An unidentified Baghead gives peace a chance.
BAGHEAD written and directed by Jay and Mark Duplass, with Steve Zissis, Greta Gerwig, Ross Partridge and Elise Muller. A Mongrel Media release. 84 minutes. Opens Friday (August 8) at the Royal Cinema. See Indie & Rep Film. Rating: NNNN
Genres mash up with unexpected results
I'm not sure what kind of movie Baghead is, but it totally had me.
At first it looks like the latest entry in the indie sub-genre that's come to be known as "mumblecore," defined by limited means, naturalistic performances and a hand-?held DV aesthetic. Or, at the very least, a satire about the kind of self-?proclaimed artist who'd be drawn to jump aboard that extremely shaky bandwagon.

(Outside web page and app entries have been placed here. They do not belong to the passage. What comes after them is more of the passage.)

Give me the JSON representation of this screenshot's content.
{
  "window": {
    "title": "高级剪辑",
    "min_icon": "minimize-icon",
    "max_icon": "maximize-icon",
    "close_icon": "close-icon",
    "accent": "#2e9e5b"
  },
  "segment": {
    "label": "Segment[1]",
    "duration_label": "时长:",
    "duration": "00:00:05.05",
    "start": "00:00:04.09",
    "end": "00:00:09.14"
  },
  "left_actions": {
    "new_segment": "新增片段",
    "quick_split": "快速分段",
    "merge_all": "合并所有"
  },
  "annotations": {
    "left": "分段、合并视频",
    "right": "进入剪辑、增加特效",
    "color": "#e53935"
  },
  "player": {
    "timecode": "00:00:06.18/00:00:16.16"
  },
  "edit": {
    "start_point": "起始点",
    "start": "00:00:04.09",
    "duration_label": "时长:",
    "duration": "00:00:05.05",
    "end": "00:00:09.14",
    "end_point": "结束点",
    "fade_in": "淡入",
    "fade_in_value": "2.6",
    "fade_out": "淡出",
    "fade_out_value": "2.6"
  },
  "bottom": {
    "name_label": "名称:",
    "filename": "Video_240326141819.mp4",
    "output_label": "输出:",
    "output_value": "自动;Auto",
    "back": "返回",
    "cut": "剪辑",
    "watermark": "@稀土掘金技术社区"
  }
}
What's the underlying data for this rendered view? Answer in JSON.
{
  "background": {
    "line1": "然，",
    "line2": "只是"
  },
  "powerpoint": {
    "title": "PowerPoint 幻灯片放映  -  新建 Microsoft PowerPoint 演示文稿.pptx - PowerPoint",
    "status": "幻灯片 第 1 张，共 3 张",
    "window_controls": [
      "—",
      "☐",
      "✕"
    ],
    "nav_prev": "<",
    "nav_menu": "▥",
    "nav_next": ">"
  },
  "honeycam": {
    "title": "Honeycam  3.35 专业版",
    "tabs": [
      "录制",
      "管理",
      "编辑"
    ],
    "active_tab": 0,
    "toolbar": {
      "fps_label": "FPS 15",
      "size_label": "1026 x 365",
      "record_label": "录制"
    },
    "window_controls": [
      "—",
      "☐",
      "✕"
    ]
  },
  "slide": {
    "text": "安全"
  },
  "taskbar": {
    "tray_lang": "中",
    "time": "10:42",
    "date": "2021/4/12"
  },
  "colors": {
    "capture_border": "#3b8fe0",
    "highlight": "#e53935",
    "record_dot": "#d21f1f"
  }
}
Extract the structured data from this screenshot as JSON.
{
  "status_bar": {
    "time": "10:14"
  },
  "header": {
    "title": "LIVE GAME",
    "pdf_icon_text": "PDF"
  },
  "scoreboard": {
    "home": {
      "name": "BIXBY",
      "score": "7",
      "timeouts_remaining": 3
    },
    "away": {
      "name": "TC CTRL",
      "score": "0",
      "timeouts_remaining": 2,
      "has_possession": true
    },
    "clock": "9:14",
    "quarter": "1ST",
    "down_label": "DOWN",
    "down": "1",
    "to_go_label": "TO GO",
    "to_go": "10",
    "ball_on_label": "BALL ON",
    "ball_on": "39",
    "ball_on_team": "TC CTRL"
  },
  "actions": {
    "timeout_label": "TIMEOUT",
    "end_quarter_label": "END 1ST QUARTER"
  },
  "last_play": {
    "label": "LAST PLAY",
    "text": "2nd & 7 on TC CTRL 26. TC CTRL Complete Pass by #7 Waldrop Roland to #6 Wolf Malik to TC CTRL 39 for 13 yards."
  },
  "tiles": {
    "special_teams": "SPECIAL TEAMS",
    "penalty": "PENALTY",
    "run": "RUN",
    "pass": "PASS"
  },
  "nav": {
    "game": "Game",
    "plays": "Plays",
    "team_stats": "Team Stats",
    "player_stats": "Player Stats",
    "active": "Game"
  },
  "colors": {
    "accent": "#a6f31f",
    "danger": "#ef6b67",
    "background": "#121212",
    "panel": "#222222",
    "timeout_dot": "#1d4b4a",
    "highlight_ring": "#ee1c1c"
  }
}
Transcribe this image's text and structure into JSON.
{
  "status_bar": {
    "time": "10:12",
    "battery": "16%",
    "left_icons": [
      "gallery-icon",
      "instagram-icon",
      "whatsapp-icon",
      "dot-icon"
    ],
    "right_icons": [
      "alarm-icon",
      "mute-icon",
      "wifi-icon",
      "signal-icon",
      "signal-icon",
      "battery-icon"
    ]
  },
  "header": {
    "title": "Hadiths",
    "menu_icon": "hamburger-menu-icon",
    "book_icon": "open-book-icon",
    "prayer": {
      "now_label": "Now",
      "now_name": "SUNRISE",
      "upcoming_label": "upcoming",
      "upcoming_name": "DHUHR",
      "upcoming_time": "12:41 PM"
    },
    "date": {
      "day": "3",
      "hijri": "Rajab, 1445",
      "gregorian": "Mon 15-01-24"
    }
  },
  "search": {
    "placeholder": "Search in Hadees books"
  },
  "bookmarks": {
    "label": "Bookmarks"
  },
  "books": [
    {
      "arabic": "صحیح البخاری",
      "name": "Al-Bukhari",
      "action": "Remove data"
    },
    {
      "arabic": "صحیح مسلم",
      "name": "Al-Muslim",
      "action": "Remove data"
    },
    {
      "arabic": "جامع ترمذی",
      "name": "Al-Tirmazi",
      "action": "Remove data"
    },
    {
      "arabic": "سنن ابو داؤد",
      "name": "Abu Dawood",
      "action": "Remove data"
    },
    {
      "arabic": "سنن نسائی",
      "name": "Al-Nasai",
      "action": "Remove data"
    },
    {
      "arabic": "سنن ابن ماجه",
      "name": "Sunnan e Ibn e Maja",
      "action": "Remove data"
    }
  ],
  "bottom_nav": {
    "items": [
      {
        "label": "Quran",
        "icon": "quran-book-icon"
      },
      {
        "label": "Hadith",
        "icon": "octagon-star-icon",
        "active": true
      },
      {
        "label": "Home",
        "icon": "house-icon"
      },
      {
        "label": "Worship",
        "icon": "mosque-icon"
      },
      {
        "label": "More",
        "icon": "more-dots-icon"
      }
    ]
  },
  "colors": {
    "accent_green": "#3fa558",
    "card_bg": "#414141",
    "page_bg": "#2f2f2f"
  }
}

But no sooner has the movie established its quartet of characters - two guys and two girls, all L.A. film scene wannabes who've retreated to a cabin in Big Bear to bang out a script for the no-?budget movie that'll be their ticket onto the festival circuit - than it switches gears and goes somewhere creepier and far more intense than mumblecore pictures have previously ventured.
Stuck for ideas, Michelle (Greta Gerwig, of Hannah Takes The Stairs and Nights And Weekends) finds a killer image in a drunken nightmare - a vision of a silent man with a paper bag over his head, watching her. Alpha male Matt (Ross Partridge) thinks it's a great hook; self-?conscious beta male Chad (Steve Zissis) is cool with it, as long as Michelle - for whom he's carrying a pretty obvious torch - gets to be his girlfriend in the movie. Catherine (Elise Miller), who can see sparks flying between Matt and Michelle, keeps her own counsel.
And then stuff starts happening in the woods outside the cabin. There are strange noises. Torn shirts. And people start seeing Bagheads everywhere. Was Michelle really just dreaming when she had her vision? And, hey - where did the car battery go?
Having made one of the key entries in the mumblecore movement with 2005's The Puffy Chair, writer-?director-?producer brothers Jay and Mark Duplass work an unexpected variation on the form here.
They've taken an odd jumble of genres - a little romantic comedy, a little mopey indie drama, a little Blair Witch Project, a dash of Friday The 13th Part 2 - and come up with something that feels utterly derivative of all of them and radically original because of that. Imagine the birthday-?party video in M. Night Shyamalan's Signs stretched into about 20 minutes of unnerving tension and you'll have a sense of the way the last reel plays out. Except that you won't.
I can't tell whether the Duplass brothers set out to bury mumblecore outright or to demonstrate that low-?budget movies shot with hand-?held cameras and unknown actors were around long before anyone had heard of Joe Swanberg or Andrew Bujalski. (Or, for that matter, Jay and Mark Duplass.) But they've come up with something new and compelling.
Whatever else it is, Baghead is freakishly watchable. And Gerwig, by the way, is just the cutest hipster pixie going.